■ **WHAT TO WORK ON**
Every line with "Administration" in it should be copied from the data.

■ **EXCERPTED RECORDS**

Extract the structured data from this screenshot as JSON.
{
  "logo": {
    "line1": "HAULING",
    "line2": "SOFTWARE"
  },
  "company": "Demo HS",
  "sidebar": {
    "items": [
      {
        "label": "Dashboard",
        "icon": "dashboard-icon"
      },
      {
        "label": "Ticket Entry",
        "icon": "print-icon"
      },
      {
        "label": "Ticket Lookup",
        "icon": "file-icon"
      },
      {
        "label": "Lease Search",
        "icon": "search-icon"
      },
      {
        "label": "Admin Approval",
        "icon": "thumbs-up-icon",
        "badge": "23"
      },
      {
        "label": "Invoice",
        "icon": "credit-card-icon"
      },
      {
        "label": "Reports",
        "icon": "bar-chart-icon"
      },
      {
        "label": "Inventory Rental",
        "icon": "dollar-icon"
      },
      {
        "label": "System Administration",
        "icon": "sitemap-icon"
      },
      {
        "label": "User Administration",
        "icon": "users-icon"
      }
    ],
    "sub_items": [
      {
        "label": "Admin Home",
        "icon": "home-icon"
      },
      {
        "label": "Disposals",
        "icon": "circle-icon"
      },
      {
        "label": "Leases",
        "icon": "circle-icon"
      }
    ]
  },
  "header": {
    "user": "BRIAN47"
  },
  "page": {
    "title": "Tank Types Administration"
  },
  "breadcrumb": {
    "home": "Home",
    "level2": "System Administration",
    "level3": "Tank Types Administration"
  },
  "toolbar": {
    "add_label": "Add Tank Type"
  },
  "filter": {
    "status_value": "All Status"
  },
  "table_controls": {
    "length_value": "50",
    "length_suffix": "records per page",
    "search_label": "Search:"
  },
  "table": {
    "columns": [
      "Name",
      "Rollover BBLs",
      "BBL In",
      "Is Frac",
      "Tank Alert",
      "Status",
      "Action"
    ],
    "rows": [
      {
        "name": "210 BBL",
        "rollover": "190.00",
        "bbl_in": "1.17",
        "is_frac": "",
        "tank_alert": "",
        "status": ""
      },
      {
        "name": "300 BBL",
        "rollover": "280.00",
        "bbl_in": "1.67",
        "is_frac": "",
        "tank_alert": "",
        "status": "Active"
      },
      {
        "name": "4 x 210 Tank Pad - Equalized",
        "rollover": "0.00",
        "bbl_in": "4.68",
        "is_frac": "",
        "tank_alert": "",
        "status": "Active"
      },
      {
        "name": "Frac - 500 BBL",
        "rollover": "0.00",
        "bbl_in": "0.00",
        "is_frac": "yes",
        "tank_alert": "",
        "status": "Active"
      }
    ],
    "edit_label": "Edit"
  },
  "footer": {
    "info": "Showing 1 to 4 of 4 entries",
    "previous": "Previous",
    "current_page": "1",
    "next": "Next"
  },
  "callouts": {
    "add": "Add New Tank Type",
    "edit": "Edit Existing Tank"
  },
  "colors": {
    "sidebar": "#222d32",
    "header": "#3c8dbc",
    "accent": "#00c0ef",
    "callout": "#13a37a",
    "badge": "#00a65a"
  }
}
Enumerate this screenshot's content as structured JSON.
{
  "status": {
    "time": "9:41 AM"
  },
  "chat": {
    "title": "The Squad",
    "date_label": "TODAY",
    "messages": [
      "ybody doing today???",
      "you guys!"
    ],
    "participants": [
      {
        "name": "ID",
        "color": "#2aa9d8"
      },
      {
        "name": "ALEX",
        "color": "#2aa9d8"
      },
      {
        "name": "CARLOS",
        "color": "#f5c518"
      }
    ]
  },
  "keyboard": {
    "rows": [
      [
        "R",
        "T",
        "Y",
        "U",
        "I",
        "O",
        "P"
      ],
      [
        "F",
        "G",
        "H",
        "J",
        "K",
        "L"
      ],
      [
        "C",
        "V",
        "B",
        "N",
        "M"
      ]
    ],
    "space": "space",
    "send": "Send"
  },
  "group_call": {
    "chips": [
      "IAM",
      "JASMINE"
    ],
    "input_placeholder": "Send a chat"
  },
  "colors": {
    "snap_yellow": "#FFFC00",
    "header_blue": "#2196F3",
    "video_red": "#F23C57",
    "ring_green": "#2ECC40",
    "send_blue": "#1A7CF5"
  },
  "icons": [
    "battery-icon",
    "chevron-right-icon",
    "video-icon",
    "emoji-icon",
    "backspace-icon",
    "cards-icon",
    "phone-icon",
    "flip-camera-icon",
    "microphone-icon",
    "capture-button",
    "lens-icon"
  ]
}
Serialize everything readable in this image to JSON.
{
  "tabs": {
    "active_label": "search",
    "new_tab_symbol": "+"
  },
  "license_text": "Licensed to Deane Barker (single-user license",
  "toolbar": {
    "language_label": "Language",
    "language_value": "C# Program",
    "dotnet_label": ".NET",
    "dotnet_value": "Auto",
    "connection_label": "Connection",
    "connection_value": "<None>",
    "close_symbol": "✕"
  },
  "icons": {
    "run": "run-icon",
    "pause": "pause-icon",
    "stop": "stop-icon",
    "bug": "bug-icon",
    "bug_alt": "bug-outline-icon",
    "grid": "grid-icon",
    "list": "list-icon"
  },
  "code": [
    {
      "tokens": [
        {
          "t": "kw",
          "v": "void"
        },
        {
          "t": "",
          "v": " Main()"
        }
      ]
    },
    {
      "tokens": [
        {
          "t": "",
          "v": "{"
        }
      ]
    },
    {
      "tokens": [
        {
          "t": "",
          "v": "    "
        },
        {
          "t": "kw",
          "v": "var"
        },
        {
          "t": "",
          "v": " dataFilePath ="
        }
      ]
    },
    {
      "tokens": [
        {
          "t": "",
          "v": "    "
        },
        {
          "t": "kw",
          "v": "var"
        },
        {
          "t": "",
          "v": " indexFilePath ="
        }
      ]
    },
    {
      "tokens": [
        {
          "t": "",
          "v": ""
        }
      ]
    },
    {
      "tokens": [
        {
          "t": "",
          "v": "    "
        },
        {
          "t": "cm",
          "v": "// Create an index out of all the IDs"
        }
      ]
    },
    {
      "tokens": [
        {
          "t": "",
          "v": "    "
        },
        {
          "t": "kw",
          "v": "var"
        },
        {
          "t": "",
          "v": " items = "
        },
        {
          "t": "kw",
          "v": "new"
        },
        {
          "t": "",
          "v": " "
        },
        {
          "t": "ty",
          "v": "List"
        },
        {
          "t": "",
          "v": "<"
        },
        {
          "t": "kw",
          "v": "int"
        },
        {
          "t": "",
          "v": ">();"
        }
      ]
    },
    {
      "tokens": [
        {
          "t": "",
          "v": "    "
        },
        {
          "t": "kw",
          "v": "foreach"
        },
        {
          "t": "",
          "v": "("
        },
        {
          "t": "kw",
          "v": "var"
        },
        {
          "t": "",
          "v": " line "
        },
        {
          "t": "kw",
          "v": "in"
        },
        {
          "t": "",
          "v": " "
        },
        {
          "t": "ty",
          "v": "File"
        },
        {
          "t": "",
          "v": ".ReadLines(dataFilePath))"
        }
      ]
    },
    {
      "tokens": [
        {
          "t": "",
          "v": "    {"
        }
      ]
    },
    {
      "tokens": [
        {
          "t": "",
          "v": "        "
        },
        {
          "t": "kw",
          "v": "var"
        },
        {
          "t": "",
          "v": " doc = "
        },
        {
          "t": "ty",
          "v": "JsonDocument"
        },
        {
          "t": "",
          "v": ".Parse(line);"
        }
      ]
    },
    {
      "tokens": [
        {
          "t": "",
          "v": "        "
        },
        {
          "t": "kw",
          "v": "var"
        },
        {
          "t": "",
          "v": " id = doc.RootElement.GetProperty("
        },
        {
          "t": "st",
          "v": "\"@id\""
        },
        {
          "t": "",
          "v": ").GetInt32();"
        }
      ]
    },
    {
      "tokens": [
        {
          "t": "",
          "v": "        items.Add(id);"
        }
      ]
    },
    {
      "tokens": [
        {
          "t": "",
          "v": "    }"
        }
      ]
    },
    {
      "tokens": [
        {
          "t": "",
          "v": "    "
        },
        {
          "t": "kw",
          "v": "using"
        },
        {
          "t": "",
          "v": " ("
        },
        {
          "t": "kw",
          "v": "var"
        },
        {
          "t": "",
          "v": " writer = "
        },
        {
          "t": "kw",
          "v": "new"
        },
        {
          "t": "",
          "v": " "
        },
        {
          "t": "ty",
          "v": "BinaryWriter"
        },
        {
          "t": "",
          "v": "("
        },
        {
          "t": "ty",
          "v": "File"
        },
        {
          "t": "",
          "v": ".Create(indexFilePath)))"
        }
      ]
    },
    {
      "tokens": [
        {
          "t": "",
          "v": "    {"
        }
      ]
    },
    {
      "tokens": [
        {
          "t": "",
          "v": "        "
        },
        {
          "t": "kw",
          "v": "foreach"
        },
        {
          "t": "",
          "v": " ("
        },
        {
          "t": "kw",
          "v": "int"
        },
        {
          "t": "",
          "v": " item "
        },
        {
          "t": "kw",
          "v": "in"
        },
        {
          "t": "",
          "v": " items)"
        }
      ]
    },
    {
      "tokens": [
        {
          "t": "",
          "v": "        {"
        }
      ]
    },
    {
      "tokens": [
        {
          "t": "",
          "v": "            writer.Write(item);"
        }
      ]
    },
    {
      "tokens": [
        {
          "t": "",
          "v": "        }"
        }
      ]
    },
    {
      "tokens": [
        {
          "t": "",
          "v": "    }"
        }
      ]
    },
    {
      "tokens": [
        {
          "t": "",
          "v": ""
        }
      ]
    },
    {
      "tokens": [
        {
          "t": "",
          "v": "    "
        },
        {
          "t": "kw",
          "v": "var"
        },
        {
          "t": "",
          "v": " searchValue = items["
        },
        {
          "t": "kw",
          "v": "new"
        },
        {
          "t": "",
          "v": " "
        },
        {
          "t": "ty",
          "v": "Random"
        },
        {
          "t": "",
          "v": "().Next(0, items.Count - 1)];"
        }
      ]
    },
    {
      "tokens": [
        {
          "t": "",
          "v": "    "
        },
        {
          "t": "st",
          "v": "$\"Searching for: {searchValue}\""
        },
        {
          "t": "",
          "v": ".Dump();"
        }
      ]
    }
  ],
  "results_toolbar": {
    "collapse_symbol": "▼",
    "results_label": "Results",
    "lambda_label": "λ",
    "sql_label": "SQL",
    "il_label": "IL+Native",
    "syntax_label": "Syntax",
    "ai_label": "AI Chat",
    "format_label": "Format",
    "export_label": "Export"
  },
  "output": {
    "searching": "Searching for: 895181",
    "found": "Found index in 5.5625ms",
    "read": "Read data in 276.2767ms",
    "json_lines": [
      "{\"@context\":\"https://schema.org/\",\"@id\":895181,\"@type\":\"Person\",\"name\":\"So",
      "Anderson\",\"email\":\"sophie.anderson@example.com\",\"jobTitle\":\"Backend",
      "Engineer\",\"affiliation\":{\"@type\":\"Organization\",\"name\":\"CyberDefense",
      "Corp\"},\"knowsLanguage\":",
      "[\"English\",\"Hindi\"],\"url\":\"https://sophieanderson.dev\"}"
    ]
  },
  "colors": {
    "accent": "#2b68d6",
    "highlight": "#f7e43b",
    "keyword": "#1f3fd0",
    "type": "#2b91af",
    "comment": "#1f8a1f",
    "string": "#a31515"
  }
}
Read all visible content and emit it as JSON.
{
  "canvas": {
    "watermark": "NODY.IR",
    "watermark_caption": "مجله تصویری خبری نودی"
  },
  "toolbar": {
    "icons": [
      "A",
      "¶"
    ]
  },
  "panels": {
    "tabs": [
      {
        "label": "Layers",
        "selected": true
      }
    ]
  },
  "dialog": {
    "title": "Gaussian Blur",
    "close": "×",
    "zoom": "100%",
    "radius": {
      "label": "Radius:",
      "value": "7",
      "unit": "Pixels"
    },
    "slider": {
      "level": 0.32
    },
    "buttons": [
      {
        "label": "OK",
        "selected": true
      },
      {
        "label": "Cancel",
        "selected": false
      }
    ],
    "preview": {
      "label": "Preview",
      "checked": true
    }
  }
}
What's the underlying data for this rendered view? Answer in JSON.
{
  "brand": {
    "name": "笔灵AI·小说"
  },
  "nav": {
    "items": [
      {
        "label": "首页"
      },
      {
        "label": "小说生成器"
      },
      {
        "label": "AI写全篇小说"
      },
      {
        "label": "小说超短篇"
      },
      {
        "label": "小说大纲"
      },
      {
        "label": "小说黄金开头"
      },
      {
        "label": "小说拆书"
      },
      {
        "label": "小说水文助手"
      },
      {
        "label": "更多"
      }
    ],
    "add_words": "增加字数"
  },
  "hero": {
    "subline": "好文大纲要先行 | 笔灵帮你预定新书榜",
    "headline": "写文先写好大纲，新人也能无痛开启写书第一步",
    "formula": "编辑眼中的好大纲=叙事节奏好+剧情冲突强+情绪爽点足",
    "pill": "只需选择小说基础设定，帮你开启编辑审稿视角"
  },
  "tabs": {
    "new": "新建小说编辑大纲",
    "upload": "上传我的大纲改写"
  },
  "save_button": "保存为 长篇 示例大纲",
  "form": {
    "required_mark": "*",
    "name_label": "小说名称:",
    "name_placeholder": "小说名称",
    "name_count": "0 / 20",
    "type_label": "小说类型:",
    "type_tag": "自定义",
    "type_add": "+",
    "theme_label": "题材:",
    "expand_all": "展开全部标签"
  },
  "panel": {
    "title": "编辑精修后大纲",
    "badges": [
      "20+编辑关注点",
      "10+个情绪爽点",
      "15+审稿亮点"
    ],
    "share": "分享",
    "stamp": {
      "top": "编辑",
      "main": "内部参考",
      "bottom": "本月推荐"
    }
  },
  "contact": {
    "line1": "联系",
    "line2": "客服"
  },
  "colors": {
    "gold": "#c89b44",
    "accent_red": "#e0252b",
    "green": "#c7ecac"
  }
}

■ **WRITTEN ANSWER**
        "label": "System Administration",
        "label": "User Administration",
    "title": "Tank Types Administration"
    "level2": "System Administration",
    "level3": "Tank Types Administration"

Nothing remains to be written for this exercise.